(Beginning of Given entries)

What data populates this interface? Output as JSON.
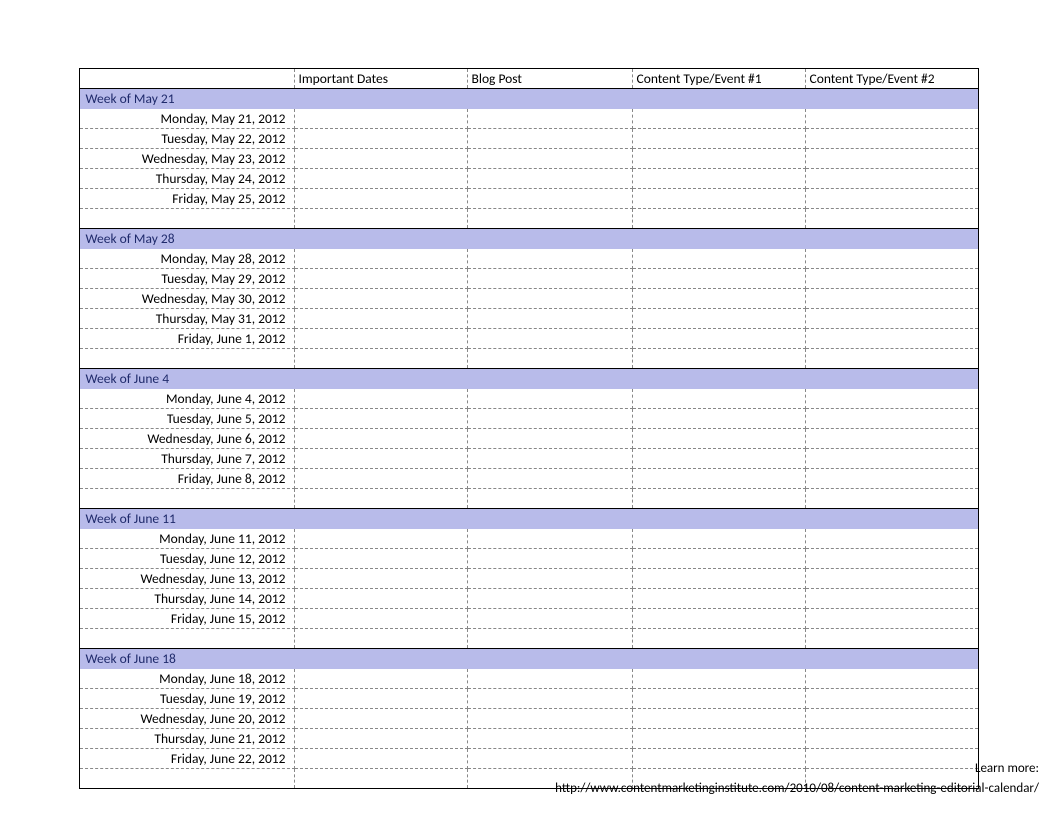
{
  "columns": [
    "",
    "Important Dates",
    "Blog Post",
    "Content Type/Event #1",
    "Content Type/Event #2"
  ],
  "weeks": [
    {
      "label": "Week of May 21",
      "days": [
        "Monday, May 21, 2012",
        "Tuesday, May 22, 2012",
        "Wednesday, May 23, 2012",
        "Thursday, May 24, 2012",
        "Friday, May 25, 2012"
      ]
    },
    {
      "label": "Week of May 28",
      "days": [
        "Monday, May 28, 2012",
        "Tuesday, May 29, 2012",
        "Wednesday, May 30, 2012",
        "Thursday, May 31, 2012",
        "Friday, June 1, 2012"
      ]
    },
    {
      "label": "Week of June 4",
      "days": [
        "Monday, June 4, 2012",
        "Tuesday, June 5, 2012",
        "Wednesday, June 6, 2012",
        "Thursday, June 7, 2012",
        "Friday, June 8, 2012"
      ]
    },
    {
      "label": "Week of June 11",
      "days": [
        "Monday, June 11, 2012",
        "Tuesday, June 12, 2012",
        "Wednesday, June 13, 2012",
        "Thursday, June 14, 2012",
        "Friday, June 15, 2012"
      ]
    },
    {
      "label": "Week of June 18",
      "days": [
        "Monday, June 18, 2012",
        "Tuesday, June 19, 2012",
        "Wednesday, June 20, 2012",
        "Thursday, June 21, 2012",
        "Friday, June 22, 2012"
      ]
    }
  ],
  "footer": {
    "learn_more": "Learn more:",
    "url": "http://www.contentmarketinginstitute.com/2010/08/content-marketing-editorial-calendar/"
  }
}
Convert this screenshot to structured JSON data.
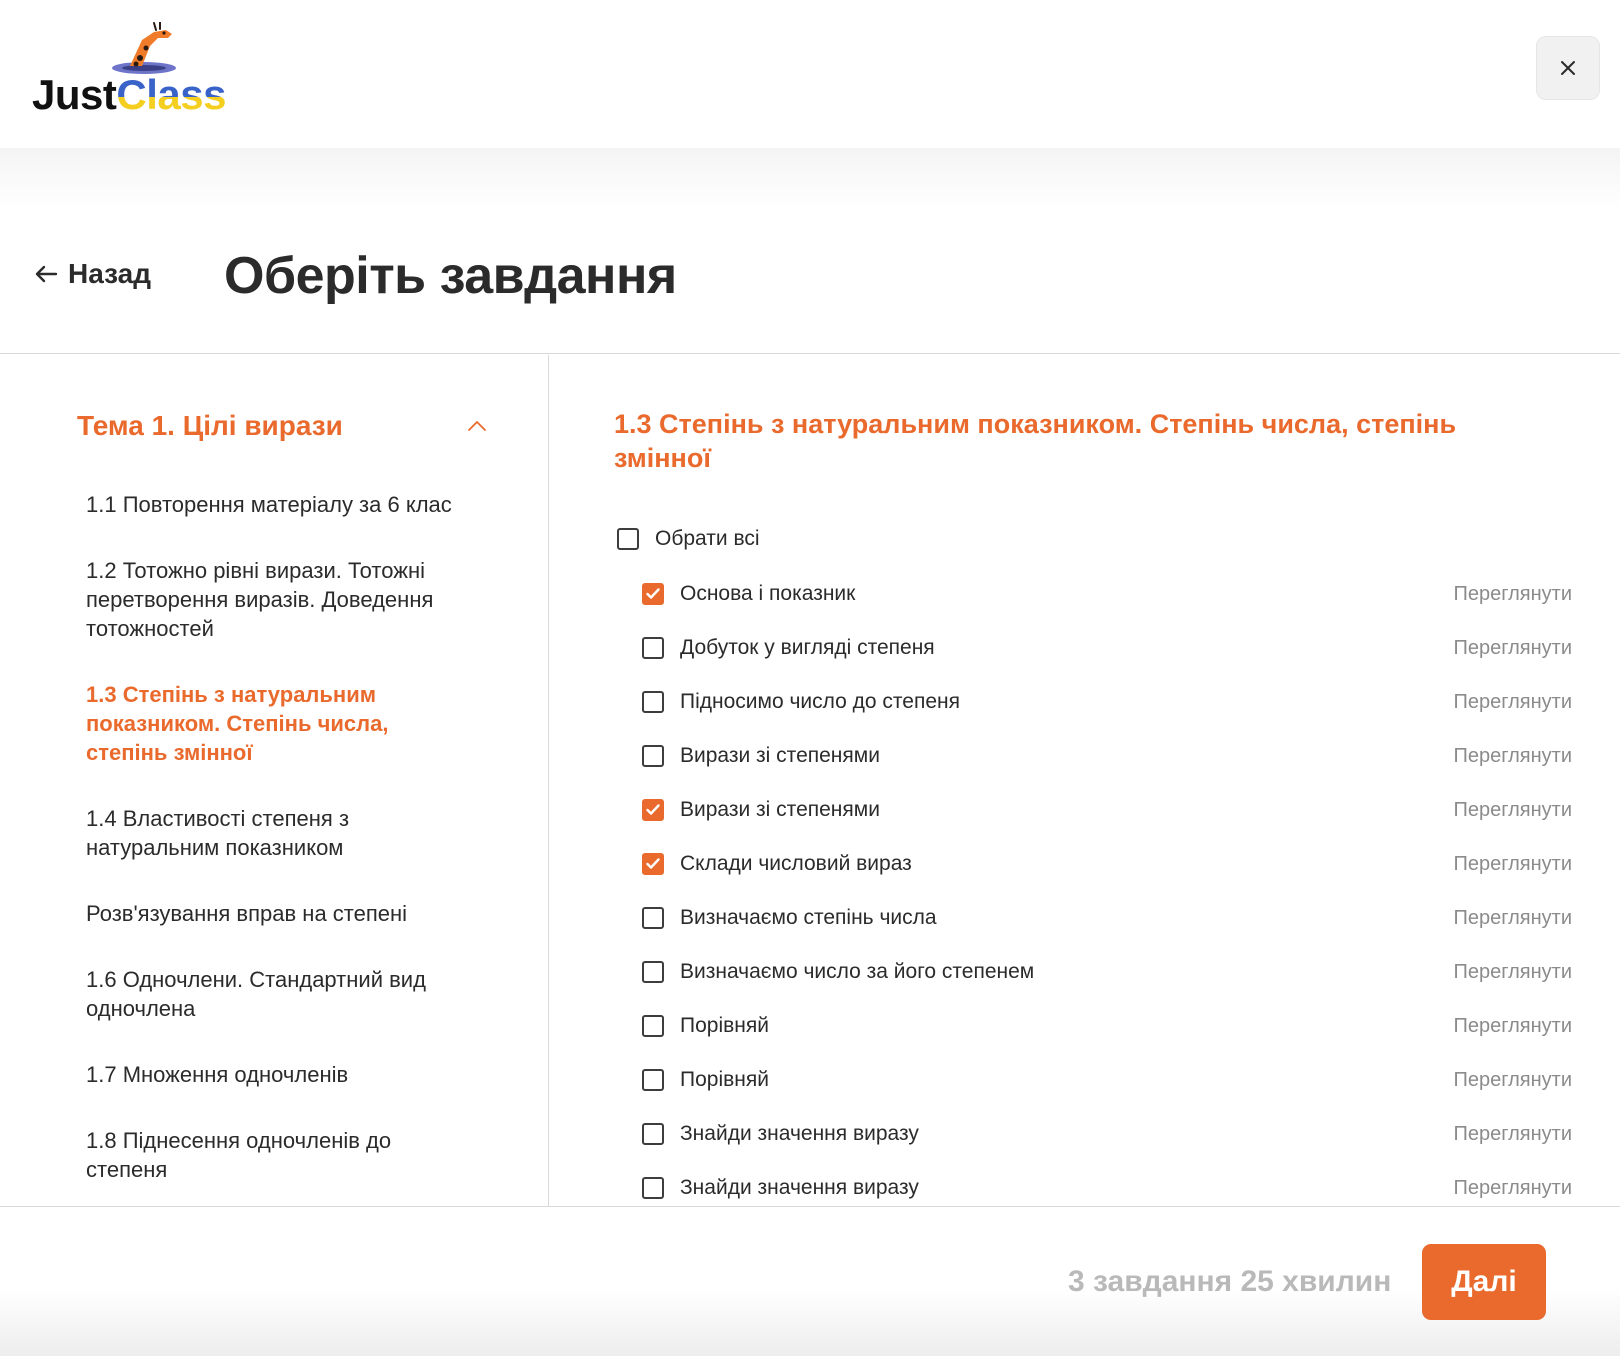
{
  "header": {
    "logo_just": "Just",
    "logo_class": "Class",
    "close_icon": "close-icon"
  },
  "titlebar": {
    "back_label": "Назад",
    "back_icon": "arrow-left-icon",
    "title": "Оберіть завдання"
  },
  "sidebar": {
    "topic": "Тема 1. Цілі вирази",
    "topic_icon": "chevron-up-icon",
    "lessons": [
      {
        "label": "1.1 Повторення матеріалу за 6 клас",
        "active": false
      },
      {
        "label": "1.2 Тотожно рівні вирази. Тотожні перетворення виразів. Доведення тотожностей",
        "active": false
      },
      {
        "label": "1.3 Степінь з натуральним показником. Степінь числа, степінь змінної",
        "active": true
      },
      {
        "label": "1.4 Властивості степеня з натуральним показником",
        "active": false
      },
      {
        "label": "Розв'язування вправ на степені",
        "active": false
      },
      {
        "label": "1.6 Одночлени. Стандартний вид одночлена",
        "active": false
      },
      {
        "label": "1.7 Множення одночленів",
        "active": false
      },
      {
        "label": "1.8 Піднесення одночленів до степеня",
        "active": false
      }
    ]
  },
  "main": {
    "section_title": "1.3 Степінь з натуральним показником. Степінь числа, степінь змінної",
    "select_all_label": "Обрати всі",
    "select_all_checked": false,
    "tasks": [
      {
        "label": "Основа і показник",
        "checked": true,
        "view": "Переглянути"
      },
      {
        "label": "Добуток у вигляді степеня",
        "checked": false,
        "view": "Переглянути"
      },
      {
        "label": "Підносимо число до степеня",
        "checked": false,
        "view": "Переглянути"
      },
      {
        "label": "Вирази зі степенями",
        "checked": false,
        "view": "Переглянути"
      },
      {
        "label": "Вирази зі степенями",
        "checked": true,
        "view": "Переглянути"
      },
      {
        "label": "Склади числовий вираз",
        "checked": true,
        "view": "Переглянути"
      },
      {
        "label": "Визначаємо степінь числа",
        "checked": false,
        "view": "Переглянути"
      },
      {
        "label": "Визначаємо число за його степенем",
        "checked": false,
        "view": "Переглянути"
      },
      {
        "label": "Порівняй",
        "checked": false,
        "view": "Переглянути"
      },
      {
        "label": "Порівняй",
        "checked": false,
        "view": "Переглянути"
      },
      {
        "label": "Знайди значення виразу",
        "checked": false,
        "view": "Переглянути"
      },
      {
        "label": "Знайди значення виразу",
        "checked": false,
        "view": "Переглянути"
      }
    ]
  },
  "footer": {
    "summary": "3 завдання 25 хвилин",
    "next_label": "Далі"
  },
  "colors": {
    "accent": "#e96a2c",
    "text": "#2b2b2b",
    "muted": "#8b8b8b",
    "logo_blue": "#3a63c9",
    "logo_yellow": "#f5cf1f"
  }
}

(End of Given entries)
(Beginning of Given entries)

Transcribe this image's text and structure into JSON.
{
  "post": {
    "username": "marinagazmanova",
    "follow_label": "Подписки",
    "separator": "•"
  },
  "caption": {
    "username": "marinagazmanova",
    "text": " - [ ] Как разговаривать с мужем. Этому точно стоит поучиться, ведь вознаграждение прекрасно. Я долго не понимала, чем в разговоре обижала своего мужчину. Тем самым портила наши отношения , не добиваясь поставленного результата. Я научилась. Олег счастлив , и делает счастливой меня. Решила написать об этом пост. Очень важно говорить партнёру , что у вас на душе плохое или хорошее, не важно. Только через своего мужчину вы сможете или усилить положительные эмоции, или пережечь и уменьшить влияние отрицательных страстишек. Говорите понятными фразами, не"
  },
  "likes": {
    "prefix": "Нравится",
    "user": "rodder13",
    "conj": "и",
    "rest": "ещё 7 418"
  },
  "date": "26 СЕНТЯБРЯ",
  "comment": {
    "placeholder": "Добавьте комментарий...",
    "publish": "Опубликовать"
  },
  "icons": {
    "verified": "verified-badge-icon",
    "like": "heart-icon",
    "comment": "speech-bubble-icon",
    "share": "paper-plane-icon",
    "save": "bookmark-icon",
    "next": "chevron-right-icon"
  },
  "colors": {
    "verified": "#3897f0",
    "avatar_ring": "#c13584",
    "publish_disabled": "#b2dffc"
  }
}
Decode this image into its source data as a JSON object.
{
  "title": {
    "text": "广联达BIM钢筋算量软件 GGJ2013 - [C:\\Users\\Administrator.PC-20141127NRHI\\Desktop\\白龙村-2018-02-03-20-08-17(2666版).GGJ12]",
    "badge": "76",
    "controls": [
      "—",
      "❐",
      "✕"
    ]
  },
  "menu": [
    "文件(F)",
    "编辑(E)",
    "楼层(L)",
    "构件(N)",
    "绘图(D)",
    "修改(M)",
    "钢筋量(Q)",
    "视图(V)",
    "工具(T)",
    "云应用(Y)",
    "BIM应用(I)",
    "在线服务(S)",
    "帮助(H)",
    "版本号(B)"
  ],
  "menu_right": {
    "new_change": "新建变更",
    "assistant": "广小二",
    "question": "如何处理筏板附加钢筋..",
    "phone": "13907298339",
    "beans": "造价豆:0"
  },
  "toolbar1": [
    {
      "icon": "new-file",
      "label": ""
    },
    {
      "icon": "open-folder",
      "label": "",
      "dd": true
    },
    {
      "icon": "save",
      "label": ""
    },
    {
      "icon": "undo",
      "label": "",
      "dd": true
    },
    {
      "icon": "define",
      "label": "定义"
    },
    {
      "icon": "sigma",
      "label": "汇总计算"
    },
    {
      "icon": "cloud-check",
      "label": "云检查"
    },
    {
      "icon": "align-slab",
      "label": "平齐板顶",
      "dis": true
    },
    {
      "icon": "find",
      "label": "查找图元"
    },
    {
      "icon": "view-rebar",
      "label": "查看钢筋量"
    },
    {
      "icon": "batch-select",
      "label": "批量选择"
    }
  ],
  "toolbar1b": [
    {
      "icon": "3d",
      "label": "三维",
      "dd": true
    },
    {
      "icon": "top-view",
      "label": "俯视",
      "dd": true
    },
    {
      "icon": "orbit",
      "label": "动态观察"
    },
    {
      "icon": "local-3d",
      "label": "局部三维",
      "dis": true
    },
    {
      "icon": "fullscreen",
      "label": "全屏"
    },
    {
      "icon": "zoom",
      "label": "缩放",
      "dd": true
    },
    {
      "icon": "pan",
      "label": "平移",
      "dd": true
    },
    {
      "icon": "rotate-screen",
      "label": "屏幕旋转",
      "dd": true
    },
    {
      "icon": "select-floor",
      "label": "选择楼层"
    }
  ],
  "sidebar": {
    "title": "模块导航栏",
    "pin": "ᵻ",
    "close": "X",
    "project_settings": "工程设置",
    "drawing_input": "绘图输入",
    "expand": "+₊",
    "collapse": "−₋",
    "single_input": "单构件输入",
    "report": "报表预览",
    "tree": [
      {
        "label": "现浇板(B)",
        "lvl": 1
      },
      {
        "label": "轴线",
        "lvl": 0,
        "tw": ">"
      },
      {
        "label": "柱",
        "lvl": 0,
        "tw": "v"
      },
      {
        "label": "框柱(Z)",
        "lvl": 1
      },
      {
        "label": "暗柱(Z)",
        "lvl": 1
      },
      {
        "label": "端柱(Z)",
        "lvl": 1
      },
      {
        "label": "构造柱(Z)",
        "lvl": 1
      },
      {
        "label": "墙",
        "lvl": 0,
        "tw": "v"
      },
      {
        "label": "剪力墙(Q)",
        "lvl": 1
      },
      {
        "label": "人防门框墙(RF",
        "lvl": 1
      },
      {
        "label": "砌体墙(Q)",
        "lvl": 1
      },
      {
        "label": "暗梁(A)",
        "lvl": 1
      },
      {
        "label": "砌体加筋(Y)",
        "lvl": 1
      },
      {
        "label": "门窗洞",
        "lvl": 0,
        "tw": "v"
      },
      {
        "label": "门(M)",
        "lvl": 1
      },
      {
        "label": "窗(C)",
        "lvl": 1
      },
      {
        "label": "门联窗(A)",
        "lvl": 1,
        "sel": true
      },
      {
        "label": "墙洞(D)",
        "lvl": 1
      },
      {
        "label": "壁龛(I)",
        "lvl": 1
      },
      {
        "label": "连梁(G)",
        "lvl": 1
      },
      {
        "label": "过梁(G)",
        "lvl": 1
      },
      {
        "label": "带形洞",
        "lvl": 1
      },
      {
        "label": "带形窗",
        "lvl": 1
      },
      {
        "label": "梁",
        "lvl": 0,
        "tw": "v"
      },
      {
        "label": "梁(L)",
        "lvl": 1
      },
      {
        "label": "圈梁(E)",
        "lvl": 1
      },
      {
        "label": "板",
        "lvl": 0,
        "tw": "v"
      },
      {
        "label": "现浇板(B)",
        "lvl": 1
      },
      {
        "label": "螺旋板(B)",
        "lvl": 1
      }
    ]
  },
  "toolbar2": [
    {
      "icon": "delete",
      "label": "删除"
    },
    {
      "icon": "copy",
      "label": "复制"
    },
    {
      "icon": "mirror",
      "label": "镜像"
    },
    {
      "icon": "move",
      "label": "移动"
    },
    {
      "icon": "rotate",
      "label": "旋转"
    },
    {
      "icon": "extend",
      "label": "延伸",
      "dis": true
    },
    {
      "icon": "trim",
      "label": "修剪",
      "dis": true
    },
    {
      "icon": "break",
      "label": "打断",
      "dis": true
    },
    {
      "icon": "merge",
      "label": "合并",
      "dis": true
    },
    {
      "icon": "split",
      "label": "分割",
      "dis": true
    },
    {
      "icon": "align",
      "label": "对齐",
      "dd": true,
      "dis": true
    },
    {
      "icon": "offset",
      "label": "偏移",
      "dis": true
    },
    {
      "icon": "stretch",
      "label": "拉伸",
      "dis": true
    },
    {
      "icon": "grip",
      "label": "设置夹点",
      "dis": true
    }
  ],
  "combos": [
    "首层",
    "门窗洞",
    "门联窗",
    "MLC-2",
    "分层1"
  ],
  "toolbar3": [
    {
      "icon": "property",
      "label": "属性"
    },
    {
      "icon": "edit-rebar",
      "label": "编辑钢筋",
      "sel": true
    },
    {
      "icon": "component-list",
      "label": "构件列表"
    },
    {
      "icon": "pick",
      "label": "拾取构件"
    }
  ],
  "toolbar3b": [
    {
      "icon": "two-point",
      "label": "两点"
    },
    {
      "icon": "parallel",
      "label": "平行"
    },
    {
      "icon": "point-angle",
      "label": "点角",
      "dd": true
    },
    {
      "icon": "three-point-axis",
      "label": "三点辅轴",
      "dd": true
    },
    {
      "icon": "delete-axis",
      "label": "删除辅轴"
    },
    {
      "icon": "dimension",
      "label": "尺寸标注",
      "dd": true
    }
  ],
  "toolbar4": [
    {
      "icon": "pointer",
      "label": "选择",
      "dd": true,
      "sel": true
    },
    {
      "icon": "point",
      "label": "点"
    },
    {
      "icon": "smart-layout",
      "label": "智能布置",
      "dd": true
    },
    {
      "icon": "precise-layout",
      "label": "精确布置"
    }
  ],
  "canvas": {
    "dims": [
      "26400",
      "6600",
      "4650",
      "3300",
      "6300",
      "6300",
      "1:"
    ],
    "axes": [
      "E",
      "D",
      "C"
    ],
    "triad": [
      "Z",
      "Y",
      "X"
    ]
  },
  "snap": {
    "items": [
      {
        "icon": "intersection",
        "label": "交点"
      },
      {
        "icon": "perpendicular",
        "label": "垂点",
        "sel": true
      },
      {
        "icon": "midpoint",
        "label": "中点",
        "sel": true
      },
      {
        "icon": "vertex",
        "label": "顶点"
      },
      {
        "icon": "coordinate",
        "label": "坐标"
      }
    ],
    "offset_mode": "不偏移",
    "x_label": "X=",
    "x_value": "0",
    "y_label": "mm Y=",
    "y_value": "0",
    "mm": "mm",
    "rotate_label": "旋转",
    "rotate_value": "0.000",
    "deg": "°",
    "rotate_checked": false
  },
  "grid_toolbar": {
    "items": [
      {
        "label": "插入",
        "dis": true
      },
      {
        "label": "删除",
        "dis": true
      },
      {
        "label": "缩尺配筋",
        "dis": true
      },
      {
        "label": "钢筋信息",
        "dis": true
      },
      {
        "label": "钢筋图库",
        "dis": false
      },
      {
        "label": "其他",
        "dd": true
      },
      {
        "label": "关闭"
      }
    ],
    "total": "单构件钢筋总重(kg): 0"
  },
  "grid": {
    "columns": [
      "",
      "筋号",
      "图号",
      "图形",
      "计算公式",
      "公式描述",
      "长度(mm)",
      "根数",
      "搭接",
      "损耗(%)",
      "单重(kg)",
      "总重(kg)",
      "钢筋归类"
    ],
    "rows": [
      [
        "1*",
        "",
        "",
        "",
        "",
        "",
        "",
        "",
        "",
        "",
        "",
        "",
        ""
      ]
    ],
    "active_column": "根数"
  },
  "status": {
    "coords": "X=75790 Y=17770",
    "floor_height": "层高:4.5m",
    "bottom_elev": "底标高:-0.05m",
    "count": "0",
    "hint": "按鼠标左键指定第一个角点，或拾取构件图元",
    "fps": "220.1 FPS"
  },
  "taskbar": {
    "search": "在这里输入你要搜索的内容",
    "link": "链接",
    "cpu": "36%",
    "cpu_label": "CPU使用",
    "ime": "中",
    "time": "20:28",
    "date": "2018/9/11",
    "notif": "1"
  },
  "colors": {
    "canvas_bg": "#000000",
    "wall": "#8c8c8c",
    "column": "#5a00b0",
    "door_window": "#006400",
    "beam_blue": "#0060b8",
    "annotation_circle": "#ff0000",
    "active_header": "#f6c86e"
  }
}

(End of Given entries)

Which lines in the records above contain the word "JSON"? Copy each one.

What data populates this interface? Output as JSON.
Convert this screenshot to structured JSON data.
Transcribe this image's text and structure into JSON.
Decode this image into its source data as a JSON object.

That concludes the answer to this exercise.